*THE DATA:*

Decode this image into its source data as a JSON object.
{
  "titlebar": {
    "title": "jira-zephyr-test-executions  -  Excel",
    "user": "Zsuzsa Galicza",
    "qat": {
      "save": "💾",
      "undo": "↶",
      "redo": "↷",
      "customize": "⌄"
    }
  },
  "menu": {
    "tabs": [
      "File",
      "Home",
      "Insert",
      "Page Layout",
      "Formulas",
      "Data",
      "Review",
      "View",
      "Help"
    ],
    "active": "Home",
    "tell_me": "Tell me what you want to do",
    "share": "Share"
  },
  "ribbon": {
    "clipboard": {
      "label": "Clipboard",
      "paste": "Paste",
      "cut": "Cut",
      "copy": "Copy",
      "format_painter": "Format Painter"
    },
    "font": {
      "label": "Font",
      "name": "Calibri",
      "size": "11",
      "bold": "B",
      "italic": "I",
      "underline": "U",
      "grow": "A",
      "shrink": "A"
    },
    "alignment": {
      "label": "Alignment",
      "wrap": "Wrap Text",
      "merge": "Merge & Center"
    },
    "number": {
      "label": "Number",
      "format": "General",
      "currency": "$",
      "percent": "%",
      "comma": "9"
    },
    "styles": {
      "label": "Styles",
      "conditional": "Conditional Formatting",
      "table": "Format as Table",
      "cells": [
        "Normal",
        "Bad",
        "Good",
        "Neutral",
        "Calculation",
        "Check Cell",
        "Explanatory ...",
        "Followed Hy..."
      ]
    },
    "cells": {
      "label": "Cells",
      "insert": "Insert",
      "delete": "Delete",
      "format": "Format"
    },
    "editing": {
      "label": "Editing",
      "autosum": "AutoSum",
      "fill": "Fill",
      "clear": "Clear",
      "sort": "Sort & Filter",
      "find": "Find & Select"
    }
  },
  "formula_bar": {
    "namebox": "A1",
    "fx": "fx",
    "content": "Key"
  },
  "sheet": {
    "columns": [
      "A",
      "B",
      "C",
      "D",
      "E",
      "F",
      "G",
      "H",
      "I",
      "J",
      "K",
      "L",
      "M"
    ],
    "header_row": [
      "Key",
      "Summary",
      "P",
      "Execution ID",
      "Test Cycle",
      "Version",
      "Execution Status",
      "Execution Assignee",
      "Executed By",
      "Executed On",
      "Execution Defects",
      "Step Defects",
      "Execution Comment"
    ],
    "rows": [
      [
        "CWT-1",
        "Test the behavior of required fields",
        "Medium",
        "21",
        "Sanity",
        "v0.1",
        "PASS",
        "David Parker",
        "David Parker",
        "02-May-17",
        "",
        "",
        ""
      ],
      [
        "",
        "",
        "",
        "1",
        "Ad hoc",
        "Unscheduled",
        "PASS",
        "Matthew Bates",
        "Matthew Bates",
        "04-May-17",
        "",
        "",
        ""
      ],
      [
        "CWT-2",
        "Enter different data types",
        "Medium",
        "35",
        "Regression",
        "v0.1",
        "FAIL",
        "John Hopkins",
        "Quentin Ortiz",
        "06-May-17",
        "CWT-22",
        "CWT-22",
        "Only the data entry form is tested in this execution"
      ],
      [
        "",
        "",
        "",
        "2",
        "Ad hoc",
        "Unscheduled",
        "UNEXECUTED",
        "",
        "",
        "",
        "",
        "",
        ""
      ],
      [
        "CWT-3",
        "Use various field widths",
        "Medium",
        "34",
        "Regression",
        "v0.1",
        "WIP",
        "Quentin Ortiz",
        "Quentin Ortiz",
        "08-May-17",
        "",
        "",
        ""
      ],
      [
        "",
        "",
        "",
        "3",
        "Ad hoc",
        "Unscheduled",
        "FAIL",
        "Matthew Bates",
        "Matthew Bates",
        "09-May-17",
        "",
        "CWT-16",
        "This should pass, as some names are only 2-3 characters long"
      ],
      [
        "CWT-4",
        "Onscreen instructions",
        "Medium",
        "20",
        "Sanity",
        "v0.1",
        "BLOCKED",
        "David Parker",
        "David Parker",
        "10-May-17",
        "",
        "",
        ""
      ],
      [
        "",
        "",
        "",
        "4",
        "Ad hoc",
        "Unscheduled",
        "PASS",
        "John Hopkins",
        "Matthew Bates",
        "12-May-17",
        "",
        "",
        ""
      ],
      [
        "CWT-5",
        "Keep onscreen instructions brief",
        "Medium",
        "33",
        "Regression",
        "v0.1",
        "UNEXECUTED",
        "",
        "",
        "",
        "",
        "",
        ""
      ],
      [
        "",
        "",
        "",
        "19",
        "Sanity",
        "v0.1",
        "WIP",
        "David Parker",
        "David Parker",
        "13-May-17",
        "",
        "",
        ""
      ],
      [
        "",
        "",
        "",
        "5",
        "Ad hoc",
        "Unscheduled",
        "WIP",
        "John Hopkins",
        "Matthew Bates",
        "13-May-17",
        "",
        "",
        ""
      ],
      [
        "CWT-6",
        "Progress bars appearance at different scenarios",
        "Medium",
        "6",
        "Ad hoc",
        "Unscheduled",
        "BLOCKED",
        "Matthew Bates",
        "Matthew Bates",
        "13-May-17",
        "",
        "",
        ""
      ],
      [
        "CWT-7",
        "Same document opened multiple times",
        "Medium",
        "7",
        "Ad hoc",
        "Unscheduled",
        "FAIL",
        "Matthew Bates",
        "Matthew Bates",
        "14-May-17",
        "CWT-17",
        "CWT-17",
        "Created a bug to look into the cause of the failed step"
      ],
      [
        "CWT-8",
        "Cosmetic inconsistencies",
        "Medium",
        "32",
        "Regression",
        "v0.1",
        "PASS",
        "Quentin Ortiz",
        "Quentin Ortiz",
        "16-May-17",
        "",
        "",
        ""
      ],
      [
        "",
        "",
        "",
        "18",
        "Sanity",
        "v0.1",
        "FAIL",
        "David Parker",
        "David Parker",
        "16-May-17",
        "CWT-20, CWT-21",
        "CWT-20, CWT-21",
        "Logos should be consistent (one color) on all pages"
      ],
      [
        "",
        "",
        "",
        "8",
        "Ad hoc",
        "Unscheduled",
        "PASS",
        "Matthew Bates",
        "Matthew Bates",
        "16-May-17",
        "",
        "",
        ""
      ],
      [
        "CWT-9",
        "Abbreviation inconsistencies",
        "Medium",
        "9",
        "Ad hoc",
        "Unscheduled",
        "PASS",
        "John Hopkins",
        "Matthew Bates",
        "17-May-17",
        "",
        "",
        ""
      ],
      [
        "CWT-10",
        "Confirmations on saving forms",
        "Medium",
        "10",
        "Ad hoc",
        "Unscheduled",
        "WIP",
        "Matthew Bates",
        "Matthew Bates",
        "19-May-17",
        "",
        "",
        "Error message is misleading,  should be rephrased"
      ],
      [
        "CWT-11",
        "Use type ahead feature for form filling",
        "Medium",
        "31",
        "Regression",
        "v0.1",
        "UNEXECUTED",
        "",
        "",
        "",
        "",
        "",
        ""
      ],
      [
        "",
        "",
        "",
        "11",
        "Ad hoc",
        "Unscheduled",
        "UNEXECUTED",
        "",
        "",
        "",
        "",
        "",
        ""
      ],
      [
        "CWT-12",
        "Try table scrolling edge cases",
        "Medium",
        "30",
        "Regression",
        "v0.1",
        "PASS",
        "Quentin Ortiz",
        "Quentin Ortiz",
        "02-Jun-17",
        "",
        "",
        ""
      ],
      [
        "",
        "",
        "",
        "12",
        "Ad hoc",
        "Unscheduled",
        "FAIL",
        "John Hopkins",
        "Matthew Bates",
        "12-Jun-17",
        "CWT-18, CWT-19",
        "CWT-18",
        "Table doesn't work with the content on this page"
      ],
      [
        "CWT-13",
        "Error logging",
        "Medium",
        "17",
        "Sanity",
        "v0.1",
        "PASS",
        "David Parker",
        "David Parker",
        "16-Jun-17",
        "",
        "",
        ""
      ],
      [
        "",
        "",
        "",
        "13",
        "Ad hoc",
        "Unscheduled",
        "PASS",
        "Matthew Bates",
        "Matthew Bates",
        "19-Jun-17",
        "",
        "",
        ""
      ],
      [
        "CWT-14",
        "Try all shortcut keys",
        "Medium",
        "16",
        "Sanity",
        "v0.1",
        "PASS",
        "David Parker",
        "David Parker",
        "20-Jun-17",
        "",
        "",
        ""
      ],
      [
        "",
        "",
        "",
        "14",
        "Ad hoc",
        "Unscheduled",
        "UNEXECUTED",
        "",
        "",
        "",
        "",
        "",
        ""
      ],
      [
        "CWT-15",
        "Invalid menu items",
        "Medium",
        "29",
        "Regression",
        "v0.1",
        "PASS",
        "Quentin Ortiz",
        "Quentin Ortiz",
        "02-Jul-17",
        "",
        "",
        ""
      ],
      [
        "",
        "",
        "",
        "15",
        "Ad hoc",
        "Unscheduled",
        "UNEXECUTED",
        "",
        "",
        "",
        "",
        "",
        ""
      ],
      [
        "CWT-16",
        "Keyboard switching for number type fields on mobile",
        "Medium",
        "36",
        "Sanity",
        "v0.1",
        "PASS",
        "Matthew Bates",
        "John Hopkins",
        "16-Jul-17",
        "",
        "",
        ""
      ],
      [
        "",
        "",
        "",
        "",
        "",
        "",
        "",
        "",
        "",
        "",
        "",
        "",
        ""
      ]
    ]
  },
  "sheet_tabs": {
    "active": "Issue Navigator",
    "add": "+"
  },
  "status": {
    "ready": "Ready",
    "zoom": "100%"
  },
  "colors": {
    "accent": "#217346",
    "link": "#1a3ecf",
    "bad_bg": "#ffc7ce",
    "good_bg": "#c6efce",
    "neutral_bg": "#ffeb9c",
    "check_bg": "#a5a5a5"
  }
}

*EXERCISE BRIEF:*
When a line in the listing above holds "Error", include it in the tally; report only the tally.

*RESULT FOR THIS EXERCISE:*
2